● **What the task asks**
Line by line, copy out the data below exactly.

Stored dataset items
++++++

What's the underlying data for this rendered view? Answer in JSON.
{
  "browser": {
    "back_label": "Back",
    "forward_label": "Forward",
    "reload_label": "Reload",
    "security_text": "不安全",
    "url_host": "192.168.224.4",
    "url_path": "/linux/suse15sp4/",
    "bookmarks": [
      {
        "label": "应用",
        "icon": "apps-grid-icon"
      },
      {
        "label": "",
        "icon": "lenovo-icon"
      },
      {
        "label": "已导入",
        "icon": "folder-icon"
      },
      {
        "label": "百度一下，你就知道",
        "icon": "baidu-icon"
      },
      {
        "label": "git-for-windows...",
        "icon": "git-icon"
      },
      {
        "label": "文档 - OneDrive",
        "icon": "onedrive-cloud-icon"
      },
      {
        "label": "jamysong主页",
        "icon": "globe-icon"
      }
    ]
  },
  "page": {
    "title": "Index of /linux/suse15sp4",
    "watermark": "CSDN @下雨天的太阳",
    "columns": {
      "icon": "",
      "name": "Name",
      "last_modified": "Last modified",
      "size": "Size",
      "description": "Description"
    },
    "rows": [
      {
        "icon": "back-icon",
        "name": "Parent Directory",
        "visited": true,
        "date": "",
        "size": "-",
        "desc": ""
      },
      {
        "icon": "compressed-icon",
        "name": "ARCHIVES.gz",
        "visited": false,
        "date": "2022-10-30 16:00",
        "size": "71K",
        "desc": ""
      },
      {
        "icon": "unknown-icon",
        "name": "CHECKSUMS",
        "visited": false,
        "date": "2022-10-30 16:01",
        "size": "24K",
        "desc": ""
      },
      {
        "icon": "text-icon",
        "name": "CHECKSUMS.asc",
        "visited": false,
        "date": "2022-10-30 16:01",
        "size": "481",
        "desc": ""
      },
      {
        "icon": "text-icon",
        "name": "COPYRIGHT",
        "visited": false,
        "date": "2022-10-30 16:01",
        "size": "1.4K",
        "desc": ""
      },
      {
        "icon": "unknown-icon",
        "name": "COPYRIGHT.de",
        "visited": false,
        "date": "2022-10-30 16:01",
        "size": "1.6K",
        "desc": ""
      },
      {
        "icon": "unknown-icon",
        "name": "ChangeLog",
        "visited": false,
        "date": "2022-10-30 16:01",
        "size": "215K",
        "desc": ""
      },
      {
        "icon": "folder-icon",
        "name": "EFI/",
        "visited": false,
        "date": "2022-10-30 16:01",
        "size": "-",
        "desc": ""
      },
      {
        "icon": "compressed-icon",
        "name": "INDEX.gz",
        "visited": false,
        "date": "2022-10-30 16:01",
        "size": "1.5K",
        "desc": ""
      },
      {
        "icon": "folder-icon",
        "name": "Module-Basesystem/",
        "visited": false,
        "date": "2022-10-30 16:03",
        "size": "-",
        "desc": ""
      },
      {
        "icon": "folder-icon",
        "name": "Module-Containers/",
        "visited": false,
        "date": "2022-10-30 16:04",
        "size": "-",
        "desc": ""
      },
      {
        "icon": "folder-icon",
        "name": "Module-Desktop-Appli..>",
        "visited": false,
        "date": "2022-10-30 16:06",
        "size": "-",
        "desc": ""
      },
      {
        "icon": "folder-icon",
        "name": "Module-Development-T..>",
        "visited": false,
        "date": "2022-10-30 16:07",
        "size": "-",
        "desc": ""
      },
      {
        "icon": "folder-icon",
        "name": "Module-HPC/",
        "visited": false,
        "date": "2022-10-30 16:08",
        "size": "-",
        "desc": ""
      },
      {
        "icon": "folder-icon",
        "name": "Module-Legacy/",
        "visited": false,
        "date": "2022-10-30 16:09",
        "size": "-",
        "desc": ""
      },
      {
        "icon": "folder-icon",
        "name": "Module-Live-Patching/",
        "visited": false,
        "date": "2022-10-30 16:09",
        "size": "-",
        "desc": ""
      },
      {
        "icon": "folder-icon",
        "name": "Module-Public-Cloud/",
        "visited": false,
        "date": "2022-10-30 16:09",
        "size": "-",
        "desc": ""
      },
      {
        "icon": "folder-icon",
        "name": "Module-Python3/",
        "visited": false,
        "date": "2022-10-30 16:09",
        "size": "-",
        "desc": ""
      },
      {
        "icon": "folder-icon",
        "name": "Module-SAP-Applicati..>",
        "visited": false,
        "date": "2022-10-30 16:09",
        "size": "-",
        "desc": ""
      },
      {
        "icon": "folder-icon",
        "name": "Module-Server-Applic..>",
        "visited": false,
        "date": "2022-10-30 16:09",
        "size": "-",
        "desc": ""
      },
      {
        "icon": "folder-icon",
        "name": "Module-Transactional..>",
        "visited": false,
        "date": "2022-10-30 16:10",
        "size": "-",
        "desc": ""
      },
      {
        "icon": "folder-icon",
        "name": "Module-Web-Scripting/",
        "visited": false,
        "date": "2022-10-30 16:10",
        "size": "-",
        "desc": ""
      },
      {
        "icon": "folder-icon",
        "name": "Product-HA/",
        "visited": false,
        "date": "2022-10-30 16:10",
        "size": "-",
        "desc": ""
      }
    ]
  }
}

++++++

● **Your response**
What's the underlying data for this rendered view? Answer in JSON.
{
  "browser": {
    "back_label": "Back",
    "forward_label": "Forward",
    "reload_label": "Reload",
    "security_text": "不安全",
    "url_host": "192.168.224.4",
    "url_path": "/linux/suse15sp4/",
    "bookmarks": [
      {
        "label": "应用",
        "icon": "apps-grid-icon"
      },
      {
        "label": "",
        "icon": "lenovo-icon"
      },
      {
        "label": "已导入",
        "icon": "folder-icon"
      },
      {
        "label": "百度一下，你就知道",
        "icon": "baidu-icon"
      },
      {
        "label": "git-for-windows...",
        "icon": "git-icon"
      },
      {
        "label": "文档 - OneDrive",
        "icon": "onedrive-cloud-icon"
      },
      {
        "label": "jamysong主页",
        "icon": "globe-icon"
      }
    ]
  },
  "page": {
    "title": "Index of /linux/suse15sp4",
    "watermark": "CSDN @下雨天的太阳",
    "columns": {
      "icon": "",
      "name": "Name",
      "last_modified": "Last modified",
      "size": "Size",
      "description": "Description"
    },
    "rows": [
      {
        "icon": "back-icon",
        "name": "Parent Directory",
        "visited": true,
        "date": "",
        "size": "-",
        "desc": ""
      },
      {
        "icon": "compressed-icon",
        "name": "ARCHIVES.gz",
        "visited": false,
        "date": "2022-10-30 16:00",
        "size": "71K",
        "desc": ""
      },
      {
        "icon": "unknown-icon",
        "name": "CHECKSUMS",
        "visited": false,
        "date": "2022-10-30 16:01",
        "size": "24K",
        "desc": ""
      },
      {
        "icon": "text-icon",
        "name": "CHECKSUMS.asc",
        "visited": false,
        "date": "2022-10-30 16:01",
        "size": "481",
        "desc": ""
      },
      {
        "icon": "text-icon",
        "name": "COPYRIGHT",
        "visited": false,
        "date": "2022-10-30 16:01",
        "size": "1.4K",
        "desc": ""
      },
      {
        "icon": "unknown-icon",
        "name": "COPYRIGHT.de",
        "visited": false,
        "date": "2022-10-30 16:01",
        "size": "1.6K",
        "desc": ""
      },
      {
        "icon": "unknown-icon",
        "name": "ChangeLog",
        "visited": false,
        "date": "2022-10-30 16:01",
        "size": "215K",
        "desc": ""
      },
      {
        "icon": "folder-icon",
        "name": "EFI/",
        "visited": false,
        "date": "2022-10-30 16:01",
        "size": "-",
        "desc": ""
      },
      {
        "icon": "compressed-icon",
        "name": "INDEX.gz",
        "visited": false,
        "date": "2022-10-30 16:01",
        "size": "1.5K",
        "desc": ""
      },
      {
        "icon": "folder-icon",
        "name": "Module-Basesystem/",
        "visited": false,
        "date": "2022-10-30 16:03",
        "size": "-",
        "desc": ""
      },
      {
        "icon": "folder-icon",
        "name": "Module-Containers/",
        "visited": false,
        "date": "2022-10-30 16:04",
        "size": "-",
        "desc": ""
      },
      {
        "icon": "folder-icon",
        "name": "Module-Desktop-Appli..>",
        "visited": false,
        "date": "2022-10-30 16:06",
        "size": "-",
        "desc": ""
      },
      {
        "icon": "folder-icon",
        "name": "Module-Development-T..>",
        "visited": false,
        "date": "2022-10-30 16:07",
        "size": "-",
        "desc": ""
      },
      {
        "icon": "folder-icon",
        "name": "Module-HPC/",
        "visited": false,
        "date": "2022-10-30 16:08",
        "size": "-",
        "desc": ""
      },
      {
        "icon": "folder-icon",
        "name": "Module-Legacy/",
        "visited": false,
        "date": "2022-10-30 16:09",
        "size": "-",
        "desc": ""
      },
      {
        "icon": "folder-icon",
        "name": "Module-Live-Patching/",
        "visited": false,
        "date": "2022-10-30 16:09",
        "size": "-",
        "desc": ""
      },
      {
        "icon": "folder-icon",
        "name": "Module-Public-Cloud/",
        "visited": false,
        "date": "2022-10-30 16:09",
        "size": "-",
        "desc": ""
      },
      {
        "icon": "folder-icon",
        "name": "Module-Python3/",
        "visited": false,
        "date": "2022-10-30 16:09",
        "size": "-",
        "desc": ""
      },
      {
        "icon": "folder-icon",
        "name": "Module-SAP-Applicati..>",
        "visited": false,
        "date": "2022-10-30 16:09",
        "size": "-",
        "desc": ""
      },
      {
        "icon": "folder-icon",
        "name": "Module-Server-Applic..>",
        "visited": false,
        "date": "2022-10-30 16:09",
        "size": "-",
        "desc": ""
      },
      {
        "icon": "folder-icon",
        "name": "Module-Transactional..>",
        "visited": false,
        "date": "2022-10-30 16:10",
        "size": "-",
        "desc": ""
      },
      {
        "icon": "folder-icon",
        "name": "Module-Web-Scripting/",
        "visited": false,
        "date": "2022-10-30 16:10",
        "size": "-",
        "desc": ""
      },
      {
        "icon": "folder-icon",
        "name": "Product-HA/",
        "visited": false,
        "date": "2022-10-30 16:10",
        "size": "-",
        "desc": ""
      }
    ]
  }
}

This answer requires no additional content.